Next up we're just gonna reconnect our IWE actuator vacuum hose. That just slides on just like so. Now we're gonna pretty much wrap this side up with the sway bar. Just a quick note, you wanna leave this nut off if you haven't done the other side already because basically the sway bar connects both of the control arms. But to tighten that down, we're gonna use the 18-millimeter wrench, 10-millimeter socket to hold the ball joint still just as we have been doing.
We're gonna wrap this install up with some brake line brackets. We're gonna start with this lower one, with the 10-millimeter bolt. Since we are lifted now, that might be a little bit tougher to get to so I'm just gonna use the wrench. And the hardest step of the install for last, we're just gonna click back in this Christmas tree clip.
So that's the driver's side on the front wrapped up, if you haven't done so already, do the same exact thing for the passenger side, and then you can tighten down the sway bar on both sides. After that, you can move to the rear with me, and comparatively this is gonna be really really easy. Basically we're gonna be loosening up the shock from the bottom mount, removing some U-bolts, swapping it out for the new stuff as well as replacing our factory block with a brand new block. And yes, we are completely removing that factory block and replacing it. Now, before we get started loosening up our shock, a couple of things worth mentioning. We're gonna support our axle tube with the pole jack, and as we do this, you wanna keep an eye on these brake lines right here, you don't want those to get stretched out. Otherwise, your truck's not gonna stop. So definitely keep an eye on those, and then, we can loosen up the shock from the bottom mount.
The nut is going to be 18 millimeters and the bolt head is gonna be 15 millimeters. That should pop right out. And then, we could swing this away. Obviously, keep this hardware handy because we will be reusing it to reinstall this later. Now we're gonna swap over to a 21 and remove these 4 nuts on our U-bolt. Then we can remove that plate on the bottom as well as we remove the two factory U-bolts. And once that's done, we're just gonna lower our pole jack so we can pull out the factory block. And again, just keeping an eye on our brake lines, e-brake cable is getting a little tight but I think we can get away with it. Then we're gonna grab our factory block and, with the two next to each other, you can see how much bigger this guy is. We're just gonna put that in right into its place.

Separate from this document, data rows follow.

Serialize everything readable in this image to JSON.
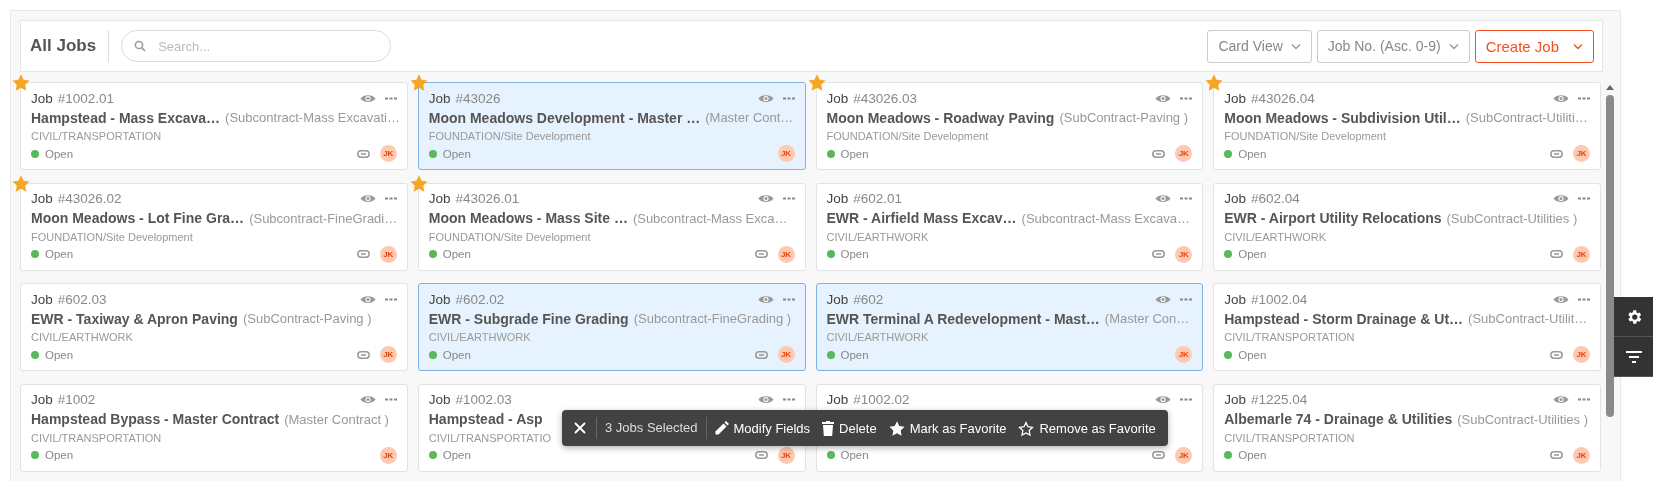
{
  "header": {
    "title": "All Jobs",
    "search": {
      "placeholder": "Search..."
    },
    "view_select": "Card View",
    "sort_select": "Job No. (Asc. 0-9)",
    "create_button": "Create Job"
  },
  "jobs": [
    {
      "label": "Job",
      "number": "#1002.01",
      "title": "Hampstead - Mass Excava…",
      "contract": "(Subcontract-Mass Excavati…",
      "category": "CIVIL/TRANSPORTATION",
      "status": "Open",
      "favorite": true,
      "selected": false,
      "linked": true,
      "assignee": "JK"
    },
    {
      "label": "Job",
      "number": "#43026",
      "title": "Moon Meadows Development - Master …",
      "contract": "(Master Cont…",
      "category": "FOUNDATION/Site Development",
      "status": "Open",
      "favorite": true,
      "selected": true,
      "linked": false,
      "assignee": "JK"
    },
    {
      "label": "Job",
      "number": "#43026.03",
      "title": "Moon Meadows - Roadway Paving",
      "contract": "(SubContract-Paving )",
      "category": "FOUNDATION/Site Development",
      "status": "Open",
      "favorite": true,
      "selected": false,
      "linked": true,
      "assignee": "JK"
    },
    {
      "label": "Job",
      "number": "#43026.04",
      "title": "Moon Meadows - Subdivision Util…",
      "contract": "(SubContract-Utiliti…",
      "category": "FOUNDATION/Site Development",
      "status": "Open",
      "favorite": true,
      "selected": false,
      "linked": true,
      "assignee": "JK"
    },
    {
      "label": "Job",
      "number": "#43026.02",
      "title": "Moon Meadows - Lot Fine Gra…",
      "contract": "(Subcontract-FineGradi…",
      "category": "FOUNDATION/Site Development",
      "status": "Open",
      "favorite": true,
      "selected": false,
      "linked": true,
      "assignee": "JK"
    },
    {
      "label": "Job",
      "number": "#43026.01",
      "title": "Moon Meadows - Mass Site …",
      "contract": "(Subcontract-Mass Exca…",
      "category": "FOUNDATION/Site Development",
      "status": "Open",
      "favorite": true,
      "selected": false,
      "linked": true,
      "assignee": "JK"
    },
    {
      "label": "Job",
      "number": "#602.01",
      "title": "EWR - Airfield Mass Excav…",
      "contract": "(Subcontract-Mass Excava…",
      "category": "CIVIL/EARTHWORK",
      "status": "Open",
      "favorite": false,
      "selected": false,
      "linked": true,
      "assignee": "JK"
    },
    {
      "label": "Job",
      "number": "#602.04",
      "title": "EWR - Airport Utility Relocations",
      "contract": "(SubContract-Utilities )",
      "category": "CIVIL/EARTHWORK",
      "status": "Open",
      "favorite": false,
      "selected": false,
      "linked": true,
      "assignee": "JK"
    },
    {
      "label": "Job",
      "number": "#602.03",
      "title": "EWR - Taxiway & Apron Paving",
      "contract": "(SubContract-Paving )",
      "category": "CIVIL/EARTHWORK",
      "status": "Open",
      "favorite": false,
      "selected": false,
      "linked": true,
      "assignee": "JK"
    },
    {
      "label": "Job",
      "number": "#602.02",
      "title": "EWR - Subgrade Fine Grading",
      "contract": "(Subcontract-FineGrading )",
      "category": "CIVIL/EARTHWORK",
      "status": "Open",
      "favorite": false,
      "selected": true,
      "linked": true,
      "assignee": "JK"
    },
    {
      "label": "Job",
      "number": "#602",
      "title": "EWR Terminal A Redevelopment - Mast…",
      "contract": "(Master Con…",
      "category": "CIVIL/EARTHWORK",
      "status": "Open",
      "favorite": false,
      "selected": true,
      "linked": false,
      "assignee": "JK"
    },
    {
      "label": "Job",
      "number": "#1002.04",
      "title": "Hampstead - Storm Drainage & Ut…",
      "contract": "(SubContract-Utilit…",
      "category": "CIVIL/TRANSPORTATION",
      "status": "Open",
      "favorite": false,
      "selected": false,
      "linked": true,
      "assignee": "JK"
    },
    {
      "label": "Job",
      "number": "#1002",
      "title": "Hampstead Bypass - Master Contract",
      "contract": "(Master Contract )",
      "category": "CIVIL/TRANSPORTATION",
      "status": "Open",
      "favorite": false,
      "selected": false,
      "linked": false,
      "assignee": "JK"
    },
    {
      "label": "Job",
      "number": "#1002.03",
      "title": "Hampstead - Asp",
      "category": "CIVIL/TRANSPORTATIO",
      "status": "Open",
      "favorite": false,
      "selected": false,
      "linked": true,
      "assignee": "JK"
    },
    {
      "label": "Job",
      "number": "#1002.02",
      "status": "Open",
      "favorite": false,
      "selected": false,
      "linked": true,
      "assignee": "JK"
    },
    {
      "label": "Job",
      "number": "#1225.04",
      "title": "Albemarle 74 - Drainage & Utilities",
      "contract": "(SubContract-Utilities )",
      "category": "CIVIL/TRANSPORTATION",
      "status": "Open",
      "favorite": false,
      "selected": false,
      "linked": true,
      "assignee": "JK"
    }
  ],
  "selection_bar": {
    "count": "3 Jobs Selected",
    "actions": [
      {
        "kind": "edit",
        "label": "Modify Fields"
      },
      {
        "kind": "delete",
        "label": "Delete"
      },
      {
        "kind": "favorite",
        "label": "Mark as Favorite"
      },
      {
        "kind": "unfavorite",
        "label": "Remove as Favorite"
      }
    ]
  }
}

Then we're just gonna come up on our pole jack. And as we do, we wanna make sure that that leaf spring is seated correctly. Then, we're just gonna secure that exactly how it was from the factory with the new hardware. Our U-bolts are gonna go around on top and you wanna make sure these are seated correctly at the top as well. On the bottom, we're just gonna reinstall that plate and secure it with some flat washers and 22-millimeter nuts, both of which are included in the kit.

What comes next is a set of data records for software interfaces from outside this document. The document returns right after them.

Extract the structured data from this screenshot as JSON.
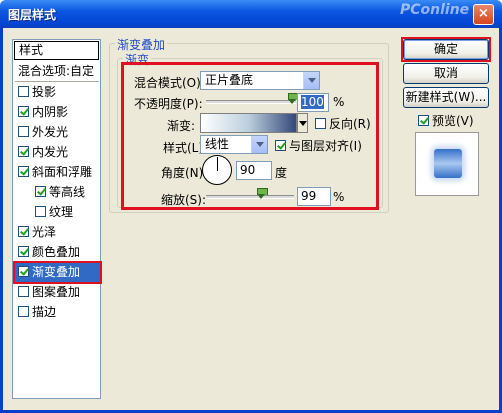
{
  "window": {
    "title": "图层样式",
    "watermark": "PConline",
    "close": "×"
  },
  "sidebar": {
    "header": "样式",
    "blend_options": "混合选项:自定",
    "items": [
      {
        "label": "投影",
        "checked": false
      },
      {
        "label": "内阴影",
        "checked": true
      },
      {
        "label": "外发光",
        "checked": false
      },
      {
        "label": "内发光",
        "checked": true
      },
      {
        "label": "斜面和浮雕",
        "checked": true
      },
      {
        "label": "等高线",
        "checked": true
      },
      {
        "label": "纹理",
        "checked": false
      },
      {
        "label": "光泽",
        "checked": true
      },
      {
        "label": "颜色叠加",
        "checked": true
      },
      {
        "label": "渐变叠加",
        "checked": true,
        "selected": true
      },
      {
        "label": "图案叠加",
        "checked": false
      },
      {
        "label": "描边",
        "checked": false
      }
    ]
  },
  "panel": {
    "outer_legend": "渐变叠加",
    "inner_legend": "渐变",
    "blend_mode_label": "混合模式(O):",
    "blend_mode_value": "正片叠底",
    "opacity_label": "不透明度(P):",
    "opacity_value": "100",
    "opacity_unit": "%",
    "opacity_level": 1.0,
    "gradient_label": "渐变:",
    "reverse_label": "反向(R)",
    "reverse_checked": false,
    "style_label": "样式(L):",
    "style_value": "线性",
    "align_label": "与图层对齐(I)",
    "align_checked": true,
    "angle_label": "角度(N):",
    "angle_value": "90",
    "angle_unit": "度",
    "scale_label": "缩放(S):",
    "scale_value": "99",
    "scale_unit": "%",
    "scale_level": 0.66
  },
  "buttons": {
    "ok": "确定",
    "cancel": "取消",
    "new_style": "新建样式(W)...",
    "preview_label": "预览(V)",
    "preview_checked": true
  },
  "colors": {
    "highlight_red": "#e01020",
    "selection_blue": "#316ac5",
    "legend_blue": "#1f4cc8"
  }
}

Now, to tighten these down, we're gonna do it in an X pattern. You definitely wanna do that to make sure the torque on these nuts is evenly distributed. Also, these studs are quite long, if you wanna use a socket, you might need to get these nuts started, and then chop off the bottom of the actual stud itself to allow you to get a socket up on there. My socket is deep enough just to barely reach those. So you're gonna go ahead and tighten this down.

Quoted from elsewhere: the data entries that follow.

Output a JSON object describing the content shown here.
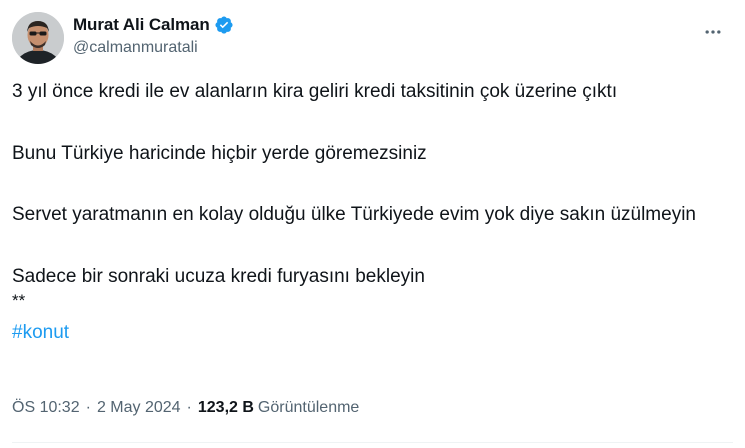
{
  "author": {
    "display_name": "Murat Ali Calman",
    "handle": "@calmanmuratali",
    "verified": true
  },
  "icons": {
    "verified": "verified-badge-icon",
    "more": "more-options-icon"
  },
  "colors": {
    "accent": "#1d9bf0",
    "text": "#0f1419",
    "secondary": "#536471"
  },
  "tweet": {
    "paragraphs": [
      "3 yıl önce kredi ile ev alanların kira geliri kredi taksitinin çok üzerine çıktı",
      "Bunu Türkiye haricinde hiçbir yerde göremezsiniz",
      "Servet yaratmanın en kolay olduğu ülke Türkiyede evim yok diye sakın üzülmeyin",
      "Sadece bir sonraki ucuza kredi furyasını bekleyin",
      "**"
    ],
    "hashtag": "#konut"
  },
  "meta": {
    "time": "ÖS 10:32",
    "date": "2 May 2024",
    "separator": "·",
    "views_count": "123,2 B",
    "views_label": "Görüntülenme"
  }
}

To wrap things up, we're just gonna reinstall our shock, 15-millimeter bolt, 18-millimeter nut. And then, we can remove our pole jack. Now, the install is gonna be the same exact process over on the other side, and then, you're gonna wanna take your truck directly to the alignment shop.
But that's gonna do it for me. It's also gonna do it for the Supreme Suspensions 3.5-inch front, 3-inch rear pro lift kit, fitting all '04 to '08 2-wheel drive and 4-wheel drive F-150s. Thank you guys for watching. Subscribe for more like this one. Keep it right here at AmericanTrucks for all things F-150.